On behalf of Silver Tax Group posted in Offshore Accounts on Friday, October 20, 2017.
If you as a Michigan resident have foreign assets in excess of $10,000, please make certain you are in compliance with federal tax laws. The rules are complex, and noncompliance comes with penalties including seizure of assets and criminal charges.
Under the Foreign Account Tax Compliance Act (FATCA), you likely need to report these assets to the IRS. You may also need to file a Report of Foreign Bank and Financial Accounts (FBAR) form.
Compliance with FATCA requirements depends upon whether you meet the following three factors:
- Whether you are specified individual.
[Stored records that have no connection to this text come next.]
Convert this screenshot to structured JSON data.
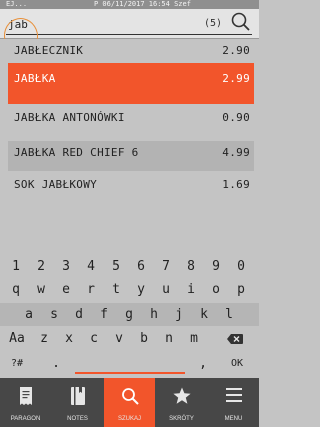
{
  "status": {
    "device": "EJ...",
    "info": "P 06/11/2017 16:54 Szef"
  },
  "search": {
    "value": "jab",
    "count": "(5)"
  },
  "results": [
    {
      "name": "JABŁECZNIK",
      "price": "2.90"
    },
    {
      "name": "JABŁKA",
      "price": "2.99"
    },
    {
      "name": "JABŁKA ANTONÓWKI",
      "price": "0.90"
    },
    {
      "name": "JABŁKA RED CHIEF 6",
      "price": "4.99"
    },
    {
      "name": "SOK JABŁKOWY",
      "price": "1.69"
    }
  ],
  "keyboard": {
    "row1": [
      "1",
      "2",
      "3",
      "4",
      "5",
      "6",
      "7",
      "8",
      "9",
      "0"
    ],
    "row2": [
      "q",
      "w",
      "e",
      "r",
      "t",
      "y",
      "u",
      "i",
      "o",
      "p"
    ],
    "row3": [
      "a",
      "s",
      "d",
      "f",
      "g",
      "h",
      "j",
      "k",
      "l"
    ],
    "row4": [
      "Aa",
      "z",
      "x",
      "c",
      "v",
      "b",
      "n",
      "m"
    ],
    "row5": {
      "symbols": "?#",
      "dot": ".",
      "comma": ",",
      "ok": "OK"
    }
  },
  "nav": [
    {
      "label": "PARAGON",
      "icon": "receipt-icon"
    },
    {
      "label": "NOTES",
      "icon": "notebook-icon"
    },
    {
      "label": "SZUKAJ",
      "icon": "search-icon"
    },
    {
      "label": "SKRÓTY",
      "icon": "star-icon"
    },
    {
      "label": "MENU",
      "icon": "menu-icon"
    }
  ],
  "colors": {
    "accent": "#f2552b",
    "navbar": "#474747",
    "background": "#c4c4c4"
  }
}
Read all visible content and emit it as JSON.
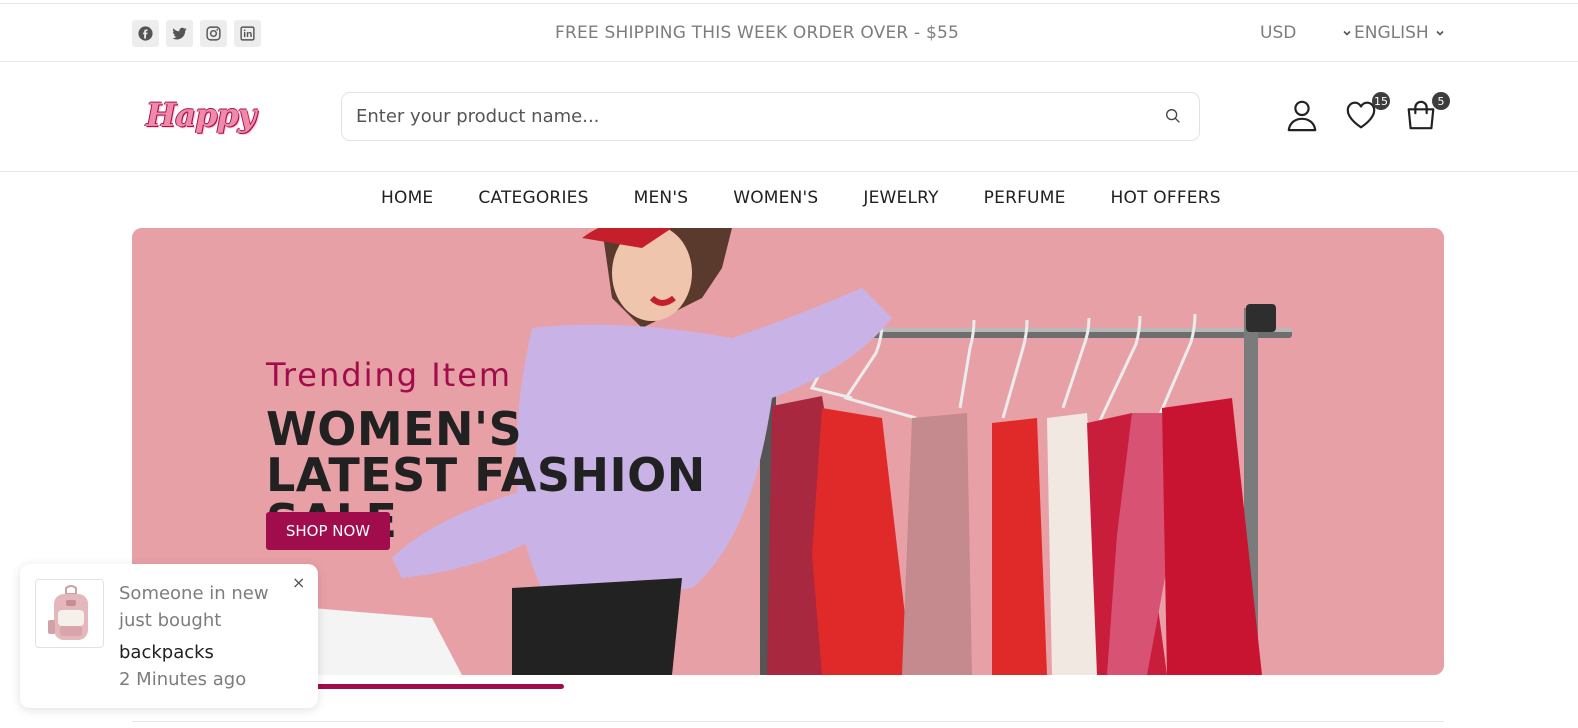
{
  "topbar": {
    "socials": [
      "facebook-icon",
      "twitter-icon",
      "instagram-icon",
      "linkedin-icon"
    ],
    "promo": "FREE SHIPPING THIS WEEK ORDER OVER - $55",
    "currency": "USD",
    "language": "ENGLISH"
  },
  "header": {
    "logo": "Happy",
    "search_placeholder": "Enter your product name...",
    "wishlist_count": "15",
    "cart_count": "5"
  },
  "nav": {
    "items": [
      "HOME",
      "CATEGORIES",
      "MEN'S",
      "WOMEN'S",
      "JEWELRY",
      "PERFUME",
      "HOT OFFERS"
    ]
  },
  "banner": {
    "subtitle": "Trending Item",
    "title": "WOMEN'S LATEST FASHION SALE",
    "button": "SHOP NOW",
    "slider_progress": 0.33
  },
  "toast": {
    "message": "Someone in new just bought",
    "product": "backpacks",
    "time": "2 Minutes ago",
    "close": "×"
  },
  "colors": {
    "accent": "#a10d4c",
    "banner_bg": "#e8a0a7",
    "muted": "#7d7d7d"
  }
}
This includes U.S. citizens, resident aliens within our country, a nonresident alien who elects to treatment as resident alien for purposes of filing joint income tax returns, or nonresident alien who resides in Puerto Rico or American Samoa.
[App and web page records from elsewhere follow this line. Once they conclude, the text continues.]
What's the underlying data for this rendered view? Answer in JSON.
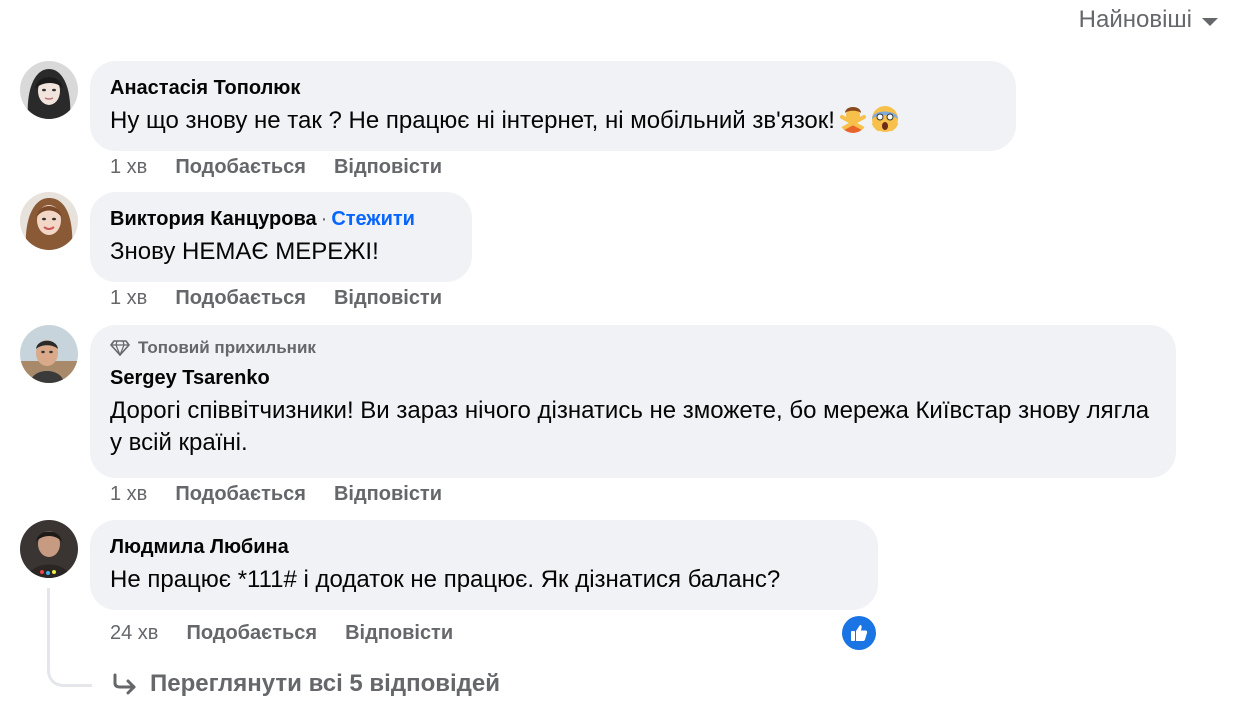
{
  "sort": {
    "label": "Найновіші"
  },
  "comments": [
    {
      "author": "Анастасія Тополюк",
      "text": "Ну що знову не так ? Не працює ні інтернет, ні мобільний зв'язок!",
      "emoji": [
        "person-gesturing-no-emoji",
        "face-screaming-emoji"
      ],
      "time": "1 хв",
      "like_label": "Подобається",
      "reply_label": "Відповісти"
    },
    {
      "author": "Виктория Канцурова",
      "separator": "·",
      "follow_label": "Стежити",
      "text": "Знову НЕМАЄ МЕРЕЖІ!",
      "time": "1 хв",
      "like_label": "Подобається",
      "reply_label": "Відповісти"
    },
    {
      "badge": "Топовий прихильник",
      "author": "Sergey Tsarenko",
      "text": "Дорогі співвітчизники! Ви зараз нічого дізнатись не зможете, бо мережа Київстар знову лягла у всій країні.",
      "time": "1 хв",
      "like_label": "Подобається",
      "reply_label": "Відповісти"
    },
    {
      "author": "Людмила Любина",
      "text": "Не працює *111# і додаток не працює. Як дізнатися баланс?",
      "time": "24 хв",
      "like_label": "Подобається",
      "reply_label": "Відповісти",
      "reaction": "like-icon"
    }
  ],
  "view_replies": {
    "label": "Переглянути всі 5 відповідей"
  },
  "colors": {
    "accent": "#0866ff",
    "bubble": "#f0f2f5",
    "muted": "#65676b",
    "like": "#1b74e4"
  }
}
- As a taxpayer, you have ownership interest in foreign financial assets covered by this legislation. This could include any sort of foreign investment or financial account.
- The value of such assets exceeds reporting thresholds that apply to your particular circumstances. Such thresholds differ depending on whether you are married, unmarried, married and filing jointly, married and filing separately, or are a taxpayer living in a foreign country.
Abiding by FATCA reporting requirements
While abiding by FATCA reporting requirements is absolutely essential, there may be a number of exceptions concerning reporting of foreign income and offshore assets. Determining whether exceptions exist is complex, however. Mistakes can raise red flags with the IRS that leads to audits.
A seasoned tax attorney who understands international tax law can be of great assistance. Such a professional can prevent reporting mistakes from occurring to begin with that could lead to harsh consequences.